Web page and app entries
*** Begin section ***

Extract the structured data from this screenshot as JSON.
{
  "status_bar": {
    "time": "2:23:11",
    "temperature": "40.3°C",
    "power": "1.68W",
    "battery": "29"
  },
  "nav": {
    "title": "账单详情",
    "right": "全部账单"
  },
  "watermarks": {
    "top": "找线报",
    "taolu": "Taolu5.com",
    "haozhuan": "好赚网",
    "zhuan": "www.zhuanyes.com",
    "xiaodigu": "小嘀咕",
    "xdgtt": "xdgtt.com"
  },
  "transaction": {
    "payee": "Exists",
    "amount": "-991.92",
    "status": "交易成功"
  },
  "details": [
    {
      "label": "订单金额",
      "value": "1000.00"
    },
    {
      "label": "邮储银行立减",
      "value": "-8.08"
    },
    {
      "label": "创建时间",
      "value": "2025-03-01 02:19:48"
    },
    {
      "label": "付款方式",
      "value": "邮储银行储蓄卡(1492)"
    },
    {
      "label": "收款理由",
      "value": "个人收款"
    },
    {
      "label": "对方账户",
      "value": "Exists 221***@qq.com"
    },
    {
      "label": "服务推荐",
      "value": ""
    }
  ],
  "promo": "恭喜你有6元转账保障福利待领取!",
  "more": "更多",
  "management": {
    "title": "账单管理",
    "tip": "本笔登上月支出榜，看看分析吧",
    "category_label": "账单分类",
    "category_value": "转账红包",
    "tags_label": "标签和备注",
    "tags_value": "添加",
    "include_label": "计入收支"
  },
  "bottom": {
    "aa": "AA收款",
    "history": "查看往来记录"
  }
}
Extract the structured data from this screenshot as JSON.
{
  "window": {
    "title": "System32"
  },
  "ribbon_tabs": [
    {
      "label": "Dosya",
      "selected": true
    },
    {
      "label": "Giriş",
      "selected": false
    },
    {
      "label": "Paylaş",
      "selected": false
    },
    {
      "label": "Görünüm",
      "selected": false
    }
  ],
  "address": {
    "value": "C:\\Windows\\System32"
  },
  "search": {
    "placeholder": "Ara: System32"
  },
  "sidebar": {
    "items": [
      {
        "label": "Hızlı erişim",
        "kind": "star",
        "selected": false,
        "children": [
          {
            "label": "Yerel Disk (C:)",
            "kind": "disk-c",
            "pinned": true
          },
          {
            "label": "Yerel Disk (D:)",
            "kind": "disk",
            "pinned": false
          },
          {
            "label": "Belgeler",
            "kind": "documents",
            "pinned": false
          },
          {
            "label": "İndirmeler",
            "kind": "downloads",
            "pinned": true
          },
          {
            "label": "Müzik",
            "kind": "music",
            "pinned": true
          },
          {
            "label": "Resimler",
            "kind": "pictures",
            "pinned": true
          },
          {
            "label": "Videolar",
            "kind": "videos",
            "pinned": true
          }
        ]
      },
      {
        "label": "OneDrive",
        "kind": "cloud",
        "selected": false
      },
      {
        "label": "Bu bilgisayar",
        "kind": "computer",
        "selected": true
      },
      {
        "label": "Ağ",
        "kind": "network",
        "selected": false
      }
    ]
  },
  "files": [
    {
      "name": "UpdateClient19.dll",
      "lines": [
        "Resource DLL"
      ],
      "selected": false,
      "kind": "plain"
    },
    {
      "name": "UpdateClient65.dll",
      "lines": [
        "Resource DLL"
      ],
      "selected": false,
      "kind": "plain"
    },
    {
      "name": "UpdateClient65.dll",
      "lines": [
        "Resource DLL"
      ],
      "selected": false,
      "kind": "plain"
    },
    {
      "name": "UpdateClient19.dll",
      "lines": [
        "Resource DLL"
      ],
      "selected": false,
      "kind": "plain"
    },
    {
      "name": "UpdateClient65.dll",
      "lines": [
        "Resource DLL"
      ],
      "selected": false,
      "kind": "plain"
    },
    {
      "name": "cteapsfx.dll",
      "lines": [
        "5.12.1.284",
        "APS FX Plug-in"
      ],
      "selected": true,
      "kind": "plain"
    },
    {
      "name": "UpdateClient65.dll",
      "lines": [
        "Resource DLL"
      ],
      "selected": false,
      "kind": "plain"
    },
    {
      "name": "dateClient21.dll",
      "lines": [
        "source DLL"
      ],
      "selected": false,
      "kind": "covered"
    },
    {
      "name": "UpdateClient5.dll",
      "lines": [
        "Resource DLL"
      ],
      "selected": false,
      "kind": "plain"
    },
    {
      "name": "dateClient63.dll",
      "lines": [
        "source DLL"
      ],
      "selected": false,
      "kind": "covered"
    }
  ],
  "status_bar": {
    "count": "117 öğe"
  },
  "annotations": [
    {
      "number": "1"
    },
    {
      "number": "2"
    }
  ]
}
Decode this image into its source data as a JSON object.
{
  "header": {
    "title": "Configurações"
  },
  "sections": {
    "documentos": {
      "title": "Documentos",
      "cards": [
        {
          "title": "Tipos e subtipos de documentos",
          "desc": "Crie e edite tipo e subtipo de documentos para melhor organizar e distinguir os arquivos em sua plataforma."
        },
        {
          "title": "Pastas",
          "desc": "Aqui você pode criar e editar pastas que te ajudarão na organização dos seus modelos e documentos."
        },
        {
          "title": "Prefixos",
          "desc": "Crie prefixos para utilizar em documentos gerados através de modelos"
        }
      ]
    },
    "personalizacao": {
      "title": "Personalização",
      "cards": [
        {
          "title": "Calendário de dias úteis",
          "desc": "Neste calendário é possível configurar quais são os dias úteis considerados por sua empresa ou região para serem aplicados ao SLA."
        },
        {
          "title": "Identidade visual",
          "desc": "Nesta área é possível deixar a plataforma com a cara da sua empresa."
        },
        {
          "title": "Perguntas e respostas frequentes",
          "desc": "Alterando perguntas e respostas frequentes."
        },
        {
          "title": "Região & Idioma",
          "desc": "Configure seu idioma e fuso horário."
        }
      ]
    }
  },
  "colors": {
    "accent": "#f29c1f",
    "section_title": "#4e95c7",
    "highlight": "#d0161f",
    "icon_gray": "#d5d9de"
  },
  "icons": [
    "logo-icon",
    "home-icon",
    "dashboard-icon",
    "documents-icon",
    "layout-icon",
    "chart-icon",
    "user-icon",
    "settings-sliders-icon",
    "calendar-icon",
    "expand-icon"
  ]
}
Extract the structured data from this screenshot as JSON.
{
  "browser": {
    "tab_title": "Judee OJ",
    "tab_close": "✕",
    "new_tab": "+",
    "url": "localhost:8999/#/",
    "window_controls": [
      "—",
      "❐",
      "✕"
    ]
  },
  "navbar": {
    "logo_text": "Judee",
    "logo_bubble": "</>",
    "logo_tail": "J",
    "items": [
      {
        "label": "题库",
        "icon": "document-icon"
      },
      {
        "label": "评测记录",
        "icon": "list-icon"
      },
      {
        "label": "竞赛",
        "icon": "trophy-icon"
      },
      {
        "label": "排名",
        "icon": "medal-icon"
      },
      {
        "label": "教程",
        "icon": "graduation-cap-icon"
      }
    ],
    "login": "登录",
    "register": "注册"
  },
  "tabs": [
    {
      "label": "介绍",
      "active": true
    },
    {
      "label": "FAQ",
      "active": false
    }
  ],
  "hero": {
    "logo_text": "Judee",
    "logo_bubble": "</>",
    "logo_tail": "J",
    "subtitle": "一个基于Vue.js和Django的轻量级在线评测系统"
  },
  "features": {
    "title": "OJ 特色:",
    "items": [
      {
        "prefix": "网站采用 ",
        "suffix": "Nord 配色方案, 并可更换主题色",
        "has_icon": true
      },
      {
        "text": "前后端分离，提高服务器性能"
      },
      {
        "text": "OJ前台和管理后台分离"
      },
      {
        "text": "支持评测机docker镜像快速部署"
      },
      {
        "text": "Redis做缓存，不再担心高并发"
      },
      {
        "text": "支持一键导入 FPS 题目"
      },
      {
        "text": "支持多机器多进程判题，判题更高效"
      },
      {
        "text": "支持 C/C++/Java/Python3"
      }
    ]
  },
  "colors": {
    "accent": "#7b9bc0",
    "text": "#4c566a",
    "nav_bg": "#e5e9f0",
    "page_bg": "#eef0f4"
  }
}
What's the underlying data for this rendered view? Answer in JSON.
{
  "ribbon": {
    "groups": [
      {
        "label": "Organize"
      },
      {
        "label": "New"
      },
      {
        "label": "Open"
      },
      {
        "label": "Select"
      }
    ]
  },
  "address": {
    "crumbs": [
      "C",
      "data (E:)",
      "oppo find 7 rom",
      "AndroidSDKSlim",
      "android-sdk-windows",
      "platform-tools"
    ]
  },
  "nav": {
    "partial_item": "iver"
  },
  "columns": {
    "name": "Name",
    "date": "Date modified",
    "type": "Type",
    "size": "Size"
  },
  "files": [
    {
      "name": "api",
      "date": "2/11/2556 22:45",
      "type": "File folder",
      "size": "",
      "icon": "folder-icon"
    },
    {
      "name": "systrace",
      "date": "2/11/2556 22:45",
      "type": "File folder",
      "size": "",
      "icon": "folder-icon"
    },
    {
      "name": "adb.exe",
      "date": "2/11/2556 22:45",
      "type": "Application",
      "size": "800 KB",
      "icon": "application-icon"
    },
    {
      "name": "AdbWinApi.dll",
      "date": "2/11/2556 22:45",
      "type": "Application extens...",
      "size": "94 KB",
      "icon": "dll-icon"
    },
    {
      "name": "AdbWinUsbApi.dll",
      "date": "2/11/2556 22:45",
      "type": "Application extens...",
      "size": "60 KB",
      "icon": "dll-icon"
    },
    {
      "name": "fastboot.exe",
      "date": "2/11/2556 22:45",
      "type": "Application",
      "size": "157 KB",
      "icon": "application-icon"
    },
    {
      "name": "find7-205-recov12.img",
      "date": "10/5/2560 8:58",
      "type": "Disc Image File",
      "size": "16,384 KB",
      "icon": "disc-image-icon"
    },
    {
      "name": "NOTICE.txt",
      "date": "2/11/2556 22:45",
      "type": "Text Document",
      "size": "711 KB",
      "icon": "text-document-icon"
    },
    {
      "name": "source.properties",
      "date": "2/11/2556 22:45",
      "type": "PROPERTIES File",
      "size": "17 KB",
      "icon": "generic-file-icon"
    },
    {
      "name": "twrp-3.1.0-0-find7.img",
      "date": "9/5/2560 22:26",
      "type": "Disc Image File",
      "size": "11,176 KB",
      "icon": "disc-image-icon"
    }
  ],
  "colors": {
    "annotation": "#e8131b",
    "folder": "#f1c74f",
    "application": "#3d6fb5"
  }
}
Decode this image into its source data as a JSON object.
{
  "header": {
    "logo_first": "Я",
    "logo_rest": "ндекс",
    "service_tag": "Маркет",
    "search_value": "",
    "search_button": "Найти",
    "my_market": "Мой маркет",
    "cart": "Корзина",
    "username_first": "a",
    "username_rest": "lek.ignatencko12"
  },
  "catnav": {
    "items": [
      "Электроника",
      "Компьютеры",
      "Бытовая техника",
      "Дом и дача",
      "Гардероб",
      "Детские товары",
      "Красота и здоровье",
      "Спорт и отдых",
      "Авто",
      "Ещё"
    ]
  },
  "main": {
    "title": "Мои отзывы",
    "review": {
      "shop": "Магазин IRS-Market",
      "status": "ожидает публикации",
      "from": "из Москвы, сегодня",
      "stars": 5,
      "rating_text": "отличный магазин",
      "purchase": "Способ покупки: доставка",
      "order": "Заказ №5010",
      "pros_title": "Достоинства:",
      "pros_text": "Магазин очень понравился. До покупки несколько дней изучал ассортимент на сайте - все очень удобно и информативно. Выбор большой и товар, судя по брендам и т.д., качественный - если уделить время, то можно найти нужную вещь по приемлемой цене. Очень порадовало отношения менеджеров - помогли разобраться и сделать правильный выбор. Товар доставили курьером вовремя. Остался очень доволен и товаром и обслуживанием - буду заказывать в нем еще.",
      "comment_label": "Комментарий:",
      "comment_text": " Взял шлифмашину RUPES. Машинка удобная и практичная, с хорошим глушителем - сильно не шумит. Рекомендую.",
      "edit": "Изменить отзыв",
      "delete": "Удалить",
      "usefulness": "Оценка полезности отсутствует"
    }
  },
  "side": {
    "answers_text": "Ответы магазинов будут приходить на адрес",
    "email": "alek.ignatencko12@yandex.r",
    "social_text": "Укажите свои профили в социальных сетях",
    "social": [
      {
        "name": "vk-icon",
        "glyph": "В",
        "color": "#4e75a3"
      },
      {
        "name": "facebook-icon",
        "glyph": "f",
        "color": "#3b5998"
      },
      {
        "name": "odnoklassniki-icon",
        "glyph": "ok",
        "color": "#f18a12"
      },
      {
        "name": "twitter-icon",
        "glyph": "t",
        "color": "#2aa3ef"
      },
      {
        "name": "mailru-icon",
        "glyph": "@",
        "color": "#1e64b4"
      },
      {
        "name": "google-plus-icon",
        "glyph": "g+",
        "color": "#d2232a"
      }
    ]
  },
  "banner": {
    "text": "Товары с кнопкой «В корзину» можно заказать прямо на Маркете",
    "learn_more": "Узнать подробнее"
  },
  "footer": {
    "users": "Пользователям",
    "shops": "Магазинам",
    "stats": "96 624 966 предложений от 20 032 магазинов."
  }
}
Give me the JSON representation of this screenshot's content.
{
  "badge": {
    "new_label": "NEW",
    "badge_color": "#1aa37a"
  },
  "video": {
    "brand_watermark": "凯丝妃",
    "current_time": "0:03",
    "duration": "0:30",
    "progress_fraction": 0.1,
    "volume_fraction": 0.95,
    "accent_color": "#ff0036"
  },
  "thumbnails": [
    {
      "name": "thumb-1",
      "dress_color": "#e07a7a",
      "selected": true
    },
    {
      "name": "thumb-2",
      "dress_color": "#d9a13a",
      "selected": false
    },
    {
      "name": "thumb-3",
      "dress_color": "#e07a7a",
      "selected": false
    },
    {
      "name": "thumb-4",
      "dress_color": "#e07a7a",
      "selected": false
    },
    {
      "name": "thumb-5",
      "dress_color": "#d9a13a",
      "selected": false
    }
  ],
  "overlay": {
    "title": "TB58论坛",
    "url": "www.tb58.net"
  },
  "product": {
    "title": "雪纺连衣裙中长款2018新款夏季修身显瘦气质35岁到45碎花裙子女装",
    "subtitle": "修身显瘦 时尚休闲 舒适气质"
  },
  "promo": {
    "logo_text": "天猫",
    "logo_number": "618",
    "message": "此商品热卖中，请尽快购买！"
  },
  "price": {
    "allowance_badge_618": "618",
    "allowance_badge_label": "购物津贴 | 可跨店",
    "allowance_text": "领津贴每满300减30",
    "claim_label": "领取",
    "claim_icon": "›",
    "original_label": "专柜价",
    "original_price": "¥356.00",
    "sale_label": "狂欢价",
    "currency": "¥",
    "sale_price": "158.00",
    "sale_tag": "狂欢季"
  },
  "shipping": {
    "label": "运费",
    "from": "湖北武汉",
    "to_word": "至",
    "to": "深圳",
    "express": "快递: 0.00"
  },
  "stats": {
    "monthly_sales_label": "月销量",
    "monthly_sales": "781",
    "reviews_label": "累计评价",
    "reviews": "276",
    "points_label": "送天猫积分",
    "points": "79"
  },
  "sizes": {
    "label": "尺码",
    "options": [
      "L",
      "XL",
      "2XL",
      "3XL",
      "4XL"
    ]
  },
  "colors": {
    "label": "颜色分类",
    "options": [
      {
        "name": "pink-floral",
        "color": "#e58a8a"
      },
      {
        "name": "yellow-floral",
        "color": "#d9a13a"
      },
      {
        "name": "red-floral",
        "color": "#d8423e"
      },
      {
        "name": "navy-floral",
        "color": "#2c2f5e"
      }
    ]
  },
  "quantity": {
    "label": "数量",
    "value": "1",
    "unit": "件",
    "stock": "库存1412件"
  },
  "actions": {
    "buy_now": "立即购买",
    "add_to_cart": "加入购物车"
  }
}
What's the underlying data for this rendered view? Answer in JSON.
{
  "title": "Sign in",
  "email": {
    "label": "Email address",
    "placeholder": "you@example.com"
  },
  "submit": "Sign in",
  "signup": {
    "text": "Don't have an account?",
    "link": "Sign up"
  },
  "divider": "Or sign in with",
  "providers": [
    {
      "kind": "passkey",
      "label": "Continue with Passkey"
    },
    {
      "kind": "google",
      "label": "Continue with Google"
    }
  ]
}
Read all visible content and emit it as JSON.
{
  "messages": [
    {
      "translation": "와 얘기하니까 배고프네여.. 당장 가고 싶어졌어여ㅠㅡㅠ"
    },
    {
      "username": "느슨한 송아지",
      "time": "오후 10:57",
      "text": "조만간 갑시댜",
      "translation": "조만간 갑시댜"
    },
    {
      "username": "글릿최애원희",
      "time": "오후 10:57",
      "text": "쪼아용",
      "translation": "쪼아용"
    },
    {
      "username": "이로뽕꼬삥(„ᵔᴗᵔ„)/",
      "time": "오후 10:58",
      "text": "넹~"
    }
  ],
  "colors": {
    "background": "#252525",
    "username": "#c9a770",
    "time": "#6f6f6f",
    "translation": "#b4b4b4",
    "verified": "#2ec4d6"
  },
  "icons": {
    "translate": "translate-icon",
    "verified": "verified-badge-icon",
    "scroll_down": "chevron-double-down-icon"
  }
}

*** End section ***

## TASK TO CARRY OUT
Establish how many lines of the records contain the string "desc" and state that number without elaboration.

## RESULT OF THIS EXERCISE
7